- _EXERCISE BRIEF_:
Write the data out again, matching every line exactly.

- _TASK INPUTS_:
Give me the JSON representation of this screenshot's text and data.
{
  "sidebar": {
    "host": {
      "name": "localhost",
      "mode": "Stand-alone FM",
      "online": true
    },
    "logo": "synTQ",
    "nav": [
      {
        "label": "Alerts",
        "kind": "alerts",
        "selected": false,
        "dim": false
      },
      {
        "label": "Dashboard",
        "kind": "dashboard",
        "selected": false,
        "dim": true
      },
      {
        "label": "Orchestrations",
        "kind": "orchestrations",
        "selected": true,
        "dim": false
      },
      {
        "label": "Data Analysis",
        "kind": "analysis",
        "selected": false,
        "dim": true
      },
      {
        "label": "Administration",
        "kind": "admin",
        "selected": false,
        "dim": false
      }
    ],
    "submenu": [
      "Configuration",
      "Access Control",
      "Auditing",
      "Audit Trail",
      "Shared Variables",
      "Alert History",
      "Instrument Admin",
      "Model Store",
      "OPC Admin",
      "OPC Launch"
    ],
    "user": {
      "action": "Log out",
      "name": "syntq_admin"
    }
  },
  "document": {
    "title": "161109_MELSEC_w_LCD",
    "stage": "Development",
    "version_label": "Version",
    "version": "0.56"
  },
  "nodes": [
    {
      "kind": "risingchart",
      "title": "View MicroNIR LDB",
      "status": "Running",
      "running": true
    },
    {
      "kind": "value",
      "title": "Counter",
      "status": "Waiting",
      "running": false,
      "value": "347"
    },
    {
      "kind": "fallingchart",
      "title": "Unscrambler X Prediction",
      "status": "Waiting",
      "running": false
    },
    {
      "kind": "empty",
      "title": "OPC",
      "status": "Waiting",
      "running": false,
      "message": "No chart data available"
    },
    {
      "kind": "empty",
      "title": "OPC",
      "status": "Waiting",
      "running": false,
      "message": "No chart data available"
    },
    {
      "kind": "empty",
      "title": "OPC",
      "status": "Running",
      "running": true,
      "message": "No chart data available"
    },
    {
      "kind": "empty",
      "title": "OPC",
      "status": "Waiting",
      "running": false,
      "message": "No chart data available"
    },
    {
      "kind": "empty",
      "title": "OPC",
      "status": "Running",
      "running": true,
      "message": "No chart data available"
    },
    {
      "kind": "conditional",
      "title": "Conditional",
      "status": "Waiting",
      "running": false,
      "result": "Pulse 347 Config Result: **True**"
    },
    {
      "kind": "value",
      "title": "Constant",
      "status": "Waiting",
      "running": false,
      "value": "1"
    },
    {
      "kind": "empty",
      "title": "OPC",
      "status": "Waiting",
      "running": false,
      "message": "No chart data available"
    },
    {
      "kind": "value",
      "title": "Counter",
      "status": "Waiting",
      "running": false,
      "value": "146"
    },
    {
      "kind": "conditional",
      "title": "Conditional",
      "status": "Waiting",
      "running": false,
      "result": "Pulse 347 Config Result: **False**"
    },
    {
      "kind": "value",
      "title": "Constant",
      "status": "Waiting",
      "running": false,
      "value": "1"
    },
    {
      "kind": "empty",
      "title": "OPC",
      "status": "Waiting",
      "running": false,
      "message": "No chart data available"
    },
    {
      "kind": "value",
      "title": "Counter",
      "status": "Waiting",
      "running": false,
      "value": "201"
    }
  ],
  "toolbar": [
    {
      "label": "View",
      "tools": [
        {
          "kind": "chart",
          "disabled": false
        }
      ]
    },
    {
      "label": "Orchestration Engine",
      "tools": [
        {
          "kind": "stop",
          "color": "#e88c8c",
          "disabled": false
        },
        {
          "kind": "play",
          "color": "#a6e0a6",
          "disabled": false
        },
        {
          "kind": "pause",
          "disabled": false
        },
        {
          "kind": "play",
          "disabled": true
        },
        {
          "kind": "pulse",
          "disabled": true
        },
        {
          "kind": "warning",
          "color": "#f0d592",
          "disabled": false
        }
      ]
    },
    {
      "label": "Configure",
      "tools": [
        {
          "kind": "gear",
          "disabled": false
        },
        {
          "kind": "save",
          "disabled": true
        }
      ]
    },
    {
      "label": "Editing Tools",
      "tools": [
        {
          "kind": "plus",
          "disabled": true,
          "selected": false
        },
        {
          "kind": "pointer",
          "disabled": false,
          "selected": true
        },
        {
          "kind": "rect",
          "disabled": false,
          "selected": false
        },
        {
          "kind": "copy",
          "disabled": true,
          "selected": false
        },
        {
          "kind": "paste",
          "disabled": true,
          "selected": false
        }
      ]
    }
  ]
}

- _SOLUTION TO THIS TASK_:
Give me the JSON representation of this screenshot's text and data.
{
  "sidebar": {
    "host": {
      "name": "localhost",
      "mode": "Stand-alone FM",
      "online": true
    },
    "logo": "synTQ",
    "nav": [
      {
        "label": "Alerts",
        "kind": "alerts",
        "selected": false,
        "dim": false
      },
      {
        "label": "Dashboard",
        "kind": "dashboard",
        "selected": false,
        "dim": true
      },
      {
        "label": "Orchestrations",
        "kind": "orchestrations",
        "selected": true,
        "dim": false
      },
      {
        "label": "Data Analysis",
        "kind": "analysis",
        "selected": false,
        "dim": true
      },
      {
        "label": "Administration",
        "kind": "admin",
        "selected": false,
        "dim": false
      }
    ],
    "submenu": [
      "Configuration",
      "Access Control",
      "Auditing",
      "Audit Trail",
      "Shared Variables",
      "Alert History",
      "Instrument Admin",
      "Model Store",
      "OPC Admin",
      "OPC Launch"
    ],
    "user": {
      "action": "Log out",
      "name": "syntq_admin"
    }
  },
  "document": {
    "title": "161109_MELSEC_w_LCD",
    "stage": "Development",
    "version_label": "Version",
    "version": "0.56"
  },
  "nodes": [
    {
      "kind": "risingchart",
      "title": "View MicroNIR LDB",
      "status": "Running",
      "running": true
    },
    {
      "kind": "value",
      "title": "Counter",
      "status": "Waiting",
      "running": false,
      "value": "347"
    },
    {
      "kind": "fallingchart",
      "title": "Unscrambler X Prediction",
      "status": "Waiting",
      "running": false
    },
    {
      "kind": "empty",
      "title": "OPC",
      "status": "Waiting",
      "running": false,
      "message": "No chart data available"
    },
    {
      "kind": "empty",
      "title": "OPC",
      "status": "Waiting",
      "running": false,
      "message": "No chart data available"
    },
    {
      "kind": "empty",
      "title": "OPC",
      "status": "Running",
      "running": true,
      "message": "No chart data available"
    },
    {
      "kind": "empty",
      "title": "OPC",
      "status": "Waiting",
      "running": false,
      "message": "No chart data available"
    },
    {
      "kind": "empty",
      "title": "OPC",
      "status": "Running",
      "running": true,
      "message": "No chart data available"
    },
    {
      "kind": "conditional",
      "title": "Conditional",
      "status": "Waiting",
      "running": false,
      "result": "Pulse 347 Config Result: **True**"
    },
    {
      "kind": "value",
      "title": "Constant",
      "status": "Waiting",
      "running": false,
      "value": "1"
    },
    {
      "kind": "empty",
      "title": "OPC",
      "status": "Waiting",
      "running": false,
      "message": "No chart data available"
    },
    {
      "kind": "value",
      "title": "Counter",
      "status": "Waiting",
      "running": false,
      "value": "146"
    },
    {
      "kind": "conditional",
      "title": "Conditional",
      "status": "Waiting",
      "running": false,
      "result": "Pulse 347 Config Result: **False**"
    },
    {
      "kind": "value",
      "title": "Constant",
      "status": "Waiting",
      "running": false,
      "value": "1"
    },
    {
      "kind": "empty",
      "title": "OPC",
      "status": "Waiting",
      "running": false,
      "message": "No chart data available"
    },
    {
      "kind": "value",
      "title": "Counter",
      "status": "Waiting",
      "running": false,
      "value": "201"
    }
  ],
  "toolbar": [
    {
      "label": "View",
      "tools": [
        {
          "kind": "chart",
          "disabled": false
        }
      ]
    },
    {
      "label": "Orchestration Engine",
      "tools": [
        {
          "kind": "stop",
          "color": "#e88c8c",
          "disabled": false
        },
        {
          "kind": "play",
          "color": "#a6e0a6",
          "disabled": false
        },
        {
          "kind": "pause",
          "disabled": false
        },
        {
          "kind": "play",
          "disabled": true
        },
        {
          "kind": "pulse",
          "disabled": true
        },
        {
          "kind": "warning",
          "color": "#f0d592",
          "disabled": false
        }
      ]
    },
    {
      "label": "Configure",
      "tools": [
        {
          "kind": "gear",
          "disabled": false
        },
        {
          "kind": "save",
          "disabled": true
        }
      ]
    },
    {
      "label": "Editing Tools",
      "tools": [
        {
          "kind": "plus",
          "disabled": true,
          "selected": false
        },
        {
          "kind": "pointer",
          "disabled": false,
          "selected": true
        },
        {
          "kind": "rect",
          "disabled": false,
          "selected": false
        },
        {
          "kind": "copy",
          "disabled": true,
          "selected": false
        },
        {
          "kind": "paste",
          "disabled": true,
          "selected": false
        }
      ]
    }
  ]
}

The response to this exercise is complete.